▶ [Goal of the exercise]
Run through the records and show each line that includes the string "name".

#### Exercise materials ####

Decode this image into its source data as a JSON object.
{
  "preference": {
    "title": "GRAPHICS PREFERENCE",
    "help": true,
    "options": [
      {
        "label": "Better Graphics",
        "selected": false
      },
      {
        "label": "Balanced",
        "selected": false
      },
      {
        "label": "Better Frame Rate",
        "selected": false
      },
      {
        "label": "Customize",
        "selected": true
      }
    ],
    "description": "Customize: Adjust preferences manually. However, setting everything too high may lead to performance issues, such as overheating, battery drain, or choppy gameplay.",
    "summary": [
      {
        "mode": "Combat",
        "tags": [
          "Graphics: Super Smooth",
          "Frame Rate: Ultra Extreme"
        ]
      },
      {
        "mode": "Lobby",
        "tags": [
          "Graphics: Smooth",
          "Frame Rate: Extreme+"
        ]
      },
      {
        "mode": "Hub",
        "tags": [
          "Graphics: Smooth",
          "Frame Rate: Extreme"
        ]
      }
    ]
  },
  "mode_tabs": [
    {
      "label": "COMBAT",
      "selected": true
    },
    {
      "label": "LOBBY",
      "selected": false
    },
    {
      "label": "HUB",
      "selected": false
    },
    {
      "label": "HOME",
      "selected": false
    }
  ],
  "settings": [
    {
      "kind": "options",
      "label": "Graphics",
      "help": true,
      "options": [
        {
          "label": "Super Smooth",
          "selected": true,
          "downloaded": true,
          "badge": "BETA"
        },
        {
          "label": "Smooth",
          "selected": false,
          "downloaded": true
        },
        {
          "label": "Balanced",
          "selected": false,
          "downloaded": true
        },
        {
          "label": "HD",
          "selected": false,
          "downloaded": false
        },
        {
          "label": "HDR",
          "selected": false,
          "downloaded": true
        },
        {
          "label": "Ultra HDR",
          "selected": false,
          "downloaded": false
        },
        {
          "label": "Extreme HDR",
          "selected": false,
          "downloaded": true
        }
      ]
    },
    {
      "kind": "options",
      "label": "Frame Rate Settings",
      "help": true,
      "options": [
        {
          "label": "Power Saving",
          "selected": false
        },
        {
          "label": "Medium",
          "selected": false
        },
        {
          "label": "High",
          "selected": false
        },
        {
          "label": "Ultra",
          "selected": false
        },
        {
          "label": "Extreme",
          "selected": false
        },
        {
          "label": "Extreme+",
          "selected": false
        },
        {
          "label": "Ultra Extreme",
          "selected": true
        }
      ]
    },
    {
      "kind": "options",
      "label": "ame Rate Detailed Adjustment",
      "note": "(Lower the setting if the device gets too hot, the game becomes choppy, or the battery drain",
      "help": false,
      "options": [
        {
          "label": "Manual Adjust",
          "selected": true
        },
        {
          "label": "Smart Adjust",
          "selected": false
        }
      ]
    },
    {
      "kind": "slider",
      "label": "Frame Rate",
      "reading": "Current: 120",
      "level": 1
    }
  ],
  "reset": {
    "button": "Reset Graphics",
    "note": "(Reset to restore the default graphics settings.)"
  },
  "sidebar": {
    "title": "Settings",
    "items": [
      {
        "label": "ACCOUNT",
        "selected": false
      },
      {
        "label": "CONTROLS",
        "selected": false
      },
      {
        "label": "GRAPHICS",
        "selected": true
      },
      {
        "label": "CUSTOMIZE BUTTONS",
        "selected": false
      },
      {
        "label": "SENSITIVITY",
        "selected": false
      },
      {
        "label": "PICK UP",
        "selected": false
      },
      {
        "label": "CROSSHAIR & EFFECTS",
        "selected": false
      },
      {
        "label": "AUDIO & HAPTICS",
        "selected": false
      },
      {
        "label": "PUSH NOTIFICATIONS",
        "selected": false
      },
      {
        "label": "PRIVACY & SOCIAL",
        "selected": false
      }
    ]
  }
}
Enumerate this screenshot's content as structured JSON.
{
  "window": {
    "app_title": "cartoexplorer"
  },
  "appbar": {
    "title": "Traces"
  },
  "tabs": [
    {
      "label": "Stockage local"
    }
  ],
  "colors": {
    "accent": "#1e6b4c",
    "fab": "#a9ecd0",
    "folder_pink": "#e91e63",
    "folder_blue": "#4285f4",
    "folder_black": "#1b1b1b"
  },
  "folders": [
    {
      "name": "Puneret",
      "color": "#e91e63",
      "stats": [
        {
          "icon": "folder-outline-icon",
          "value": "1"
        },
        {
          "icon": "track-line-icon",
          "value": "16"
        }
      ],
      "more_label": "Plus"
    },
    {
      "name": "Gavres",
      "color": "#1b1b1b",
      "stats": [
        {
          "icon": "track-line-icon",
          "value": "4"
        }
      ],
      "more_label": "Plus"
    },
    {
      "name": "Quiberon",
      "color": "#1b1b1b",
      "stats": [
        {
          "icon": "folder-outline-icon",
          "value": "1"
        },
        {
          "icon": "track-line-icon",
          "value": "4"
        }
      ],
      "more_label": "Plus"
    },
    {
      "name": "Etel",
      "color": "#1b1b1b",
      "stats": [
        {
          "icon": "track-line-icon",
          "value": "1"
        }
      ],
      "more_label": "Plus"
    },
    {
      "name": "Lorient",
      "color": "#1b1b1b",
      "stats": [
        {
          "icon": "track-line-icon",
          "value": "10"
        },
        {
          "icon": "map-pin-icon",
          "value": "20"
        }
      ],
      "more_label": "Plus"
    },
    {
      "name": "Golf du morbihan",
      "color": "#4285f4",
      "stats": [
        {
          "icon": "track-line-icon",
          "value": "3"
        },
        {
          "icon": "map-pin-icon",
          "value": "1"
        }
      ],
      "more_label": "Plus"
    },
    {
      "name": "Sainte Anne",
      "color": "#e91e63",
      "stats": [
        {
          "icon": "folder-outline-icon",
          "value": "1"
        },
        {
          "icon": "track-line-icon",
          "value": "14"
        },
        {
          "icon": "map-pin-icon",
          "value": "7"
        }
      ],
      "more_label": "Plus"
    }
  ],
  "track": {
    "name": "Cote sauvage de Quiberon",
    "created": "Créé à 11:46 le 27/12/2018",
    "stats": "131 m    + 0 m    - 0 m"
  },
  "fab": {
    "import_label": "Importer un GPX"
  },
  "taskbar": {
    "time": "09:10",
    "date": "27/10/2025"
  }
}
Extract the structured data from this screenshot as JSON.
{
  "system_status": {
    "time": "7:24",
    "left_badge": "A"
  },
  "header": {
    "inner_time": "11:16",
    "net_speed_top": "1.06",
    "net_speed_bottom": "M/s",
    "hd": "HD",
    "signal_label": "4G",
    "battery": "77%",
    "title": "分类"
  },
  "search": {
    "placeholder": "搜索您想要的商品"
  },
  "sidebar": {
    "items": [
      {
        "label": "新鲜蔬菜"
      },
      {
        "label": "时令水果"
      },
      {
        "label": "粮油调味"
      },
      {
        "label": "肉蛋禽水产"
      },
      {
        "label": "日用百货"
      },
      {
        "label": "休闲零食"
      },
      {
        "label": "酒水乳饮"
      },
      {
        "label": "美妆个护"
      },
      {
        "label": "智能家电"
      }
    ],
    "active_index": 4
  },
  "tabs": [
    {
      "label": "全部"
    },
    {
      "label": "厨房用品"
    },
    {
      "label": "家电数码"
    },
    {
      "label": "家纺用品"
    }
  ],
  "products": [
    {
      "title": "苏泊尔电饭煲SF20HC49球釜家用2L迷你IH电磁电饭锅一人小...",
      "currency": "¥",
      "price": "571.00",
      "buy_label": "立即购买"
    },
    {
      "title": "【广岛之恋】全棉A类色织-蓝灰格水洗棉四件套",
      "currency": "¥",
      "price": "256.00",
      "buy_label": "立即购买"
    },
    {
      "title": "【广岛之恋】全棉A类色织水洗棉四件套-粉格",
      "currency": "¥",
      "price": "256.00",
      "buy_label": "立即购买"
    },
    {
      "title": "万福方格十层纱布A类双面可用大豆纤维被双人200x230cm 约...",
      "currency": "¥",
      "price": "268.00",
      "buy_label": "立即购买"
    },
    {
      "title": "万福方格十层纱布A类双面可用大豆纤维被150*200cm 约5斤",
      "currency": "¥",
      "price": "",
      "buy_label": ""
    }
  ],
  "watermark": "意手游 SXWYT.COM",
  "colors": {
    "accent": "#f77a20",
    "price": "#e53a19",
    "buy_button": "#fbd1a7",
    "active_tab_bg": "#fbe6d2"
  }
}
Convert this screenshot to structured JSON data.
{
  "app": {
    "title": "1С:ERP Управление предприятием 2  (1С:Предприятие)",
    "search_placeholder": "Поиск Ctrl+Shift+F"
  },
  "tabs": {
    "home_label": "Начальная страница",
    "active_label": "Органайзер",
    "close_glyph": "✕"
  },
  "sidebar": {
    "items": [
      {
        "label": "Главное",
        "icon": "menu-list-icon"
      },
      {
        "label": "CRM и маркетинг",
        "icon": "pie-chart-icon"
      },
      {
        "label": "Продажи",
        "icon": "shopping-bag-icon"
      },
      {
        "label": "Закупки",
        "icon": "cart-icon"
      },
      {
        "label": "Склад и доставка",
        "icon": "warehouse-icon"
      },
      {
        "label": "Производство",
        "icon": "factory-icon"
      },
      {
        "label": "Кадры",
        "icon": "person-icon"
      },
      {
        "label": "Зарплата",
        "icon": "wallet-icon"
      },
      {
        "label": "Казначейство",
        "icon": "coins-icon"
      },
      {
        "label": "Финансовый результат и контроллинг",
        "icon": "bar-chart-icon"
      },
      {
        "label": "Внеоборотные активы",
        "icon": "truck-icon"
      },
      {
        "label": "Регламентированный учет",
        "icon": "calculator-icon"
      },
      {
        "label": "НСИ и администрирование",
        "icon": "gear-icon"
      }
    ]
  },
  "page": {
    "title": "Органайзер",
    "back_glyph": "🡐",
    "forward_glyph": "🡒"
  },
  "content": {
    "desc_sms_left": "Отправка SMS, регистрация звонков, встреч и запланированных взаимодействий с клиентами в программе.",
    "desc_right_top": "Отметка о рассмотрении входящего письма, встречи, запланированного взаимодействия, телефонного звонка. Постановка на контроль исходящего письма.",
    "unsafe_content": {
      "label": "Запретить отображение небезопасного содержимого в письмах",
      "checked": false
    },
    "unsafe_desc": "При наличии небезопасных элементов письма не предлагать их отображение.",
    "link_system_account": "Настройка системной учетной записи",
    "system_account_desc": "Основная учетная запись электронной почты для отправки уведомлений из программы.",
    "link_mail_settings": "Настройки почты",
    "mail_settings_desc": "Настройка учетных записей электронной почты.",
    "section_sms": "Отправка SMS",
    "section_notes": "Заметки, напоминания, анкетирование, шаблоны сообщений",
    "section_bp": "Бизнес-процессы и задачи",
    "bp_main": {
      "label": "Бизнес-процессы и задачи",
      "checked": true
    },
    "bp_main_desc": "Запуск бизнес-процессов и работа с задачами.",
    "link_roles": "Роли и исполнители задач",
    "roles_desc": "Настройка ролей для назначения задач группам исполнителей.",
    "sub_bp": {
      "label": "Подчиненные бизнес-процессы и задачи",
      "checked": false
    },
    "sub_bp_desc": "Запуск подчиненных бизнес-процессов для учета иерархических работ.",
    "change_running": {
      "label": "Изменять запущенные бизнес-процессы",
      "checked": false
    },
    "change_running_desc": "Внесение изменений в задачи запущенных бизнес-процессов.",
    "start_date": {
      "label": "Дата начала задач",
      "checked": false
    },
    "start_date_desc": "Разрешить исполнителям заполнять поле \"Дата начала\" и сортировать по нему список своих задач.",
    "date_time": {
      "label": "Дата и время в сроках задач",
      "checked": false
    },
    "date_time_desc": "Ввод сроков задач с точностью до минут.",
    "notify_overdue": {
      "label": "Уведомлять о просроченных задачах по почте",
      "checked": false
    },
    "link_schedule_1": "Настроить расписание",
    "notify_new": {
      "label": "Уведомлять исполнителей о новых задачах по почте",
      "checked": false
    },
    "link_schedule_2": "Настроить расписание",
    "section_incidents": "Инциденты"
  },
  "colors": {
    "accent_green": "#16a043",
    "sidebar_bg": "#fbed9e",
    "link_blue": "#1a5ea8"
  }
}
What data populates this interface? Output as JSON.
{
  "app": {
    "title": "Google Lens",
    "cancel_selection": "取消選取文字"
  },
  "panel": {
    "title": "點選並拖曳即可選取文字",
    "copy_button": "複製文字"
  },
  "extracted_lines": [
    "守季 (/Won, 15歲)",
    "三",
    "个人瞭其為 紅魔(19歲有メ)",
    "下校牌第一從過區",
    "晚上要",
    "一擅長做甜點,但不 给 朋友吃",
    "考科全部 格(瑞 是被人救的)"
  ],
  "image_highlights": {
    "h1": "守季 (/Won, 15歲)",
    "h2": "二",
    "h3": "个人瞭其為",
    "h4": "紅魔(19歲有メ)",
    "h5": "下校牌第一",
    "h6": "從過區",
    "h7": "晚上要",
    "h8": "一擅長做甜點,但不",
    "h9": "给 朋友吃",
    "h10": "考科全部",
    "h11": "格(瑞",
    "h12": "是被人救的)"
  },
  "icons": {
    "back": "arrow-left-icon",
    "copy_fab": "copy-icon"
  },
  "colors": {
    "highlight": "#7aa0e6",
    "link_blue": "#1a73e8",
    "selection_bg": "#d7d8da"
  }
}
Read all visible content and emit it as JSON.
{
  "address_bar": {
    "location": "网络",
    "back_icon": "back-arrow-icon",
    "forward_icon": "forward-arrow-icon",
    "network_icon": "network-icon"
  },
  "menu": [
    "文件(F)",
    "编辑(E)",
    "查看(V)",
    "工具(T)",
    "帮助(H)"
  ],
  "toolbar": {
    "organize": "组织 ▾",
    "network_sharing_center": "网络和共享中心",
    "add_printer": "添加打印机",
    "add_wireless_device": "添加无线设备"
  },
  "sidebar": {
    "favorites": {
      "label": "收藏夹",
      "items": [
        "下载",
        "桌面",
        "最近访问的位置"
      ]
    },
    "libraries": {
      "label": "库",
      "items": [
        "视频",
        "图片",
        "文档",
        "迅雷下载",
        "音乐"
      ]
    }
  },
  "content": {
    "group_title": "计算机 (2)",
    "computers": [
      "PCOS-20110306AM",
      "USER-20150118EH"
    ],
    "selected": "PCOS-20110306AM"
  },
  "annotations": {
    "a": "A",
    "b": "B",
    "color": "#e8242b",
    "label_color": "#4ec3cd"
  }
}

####

▶ [Answer section]
      "name": "Puneret",
      "name": "Gavres",
      "name": "Quiberon",
      "name": "Etel",
      "name": "Lorient",
      "name": "Golf du morbihan",
      "name": "Sainte Anne",
    "name": "Cote sauvage de Quiberon",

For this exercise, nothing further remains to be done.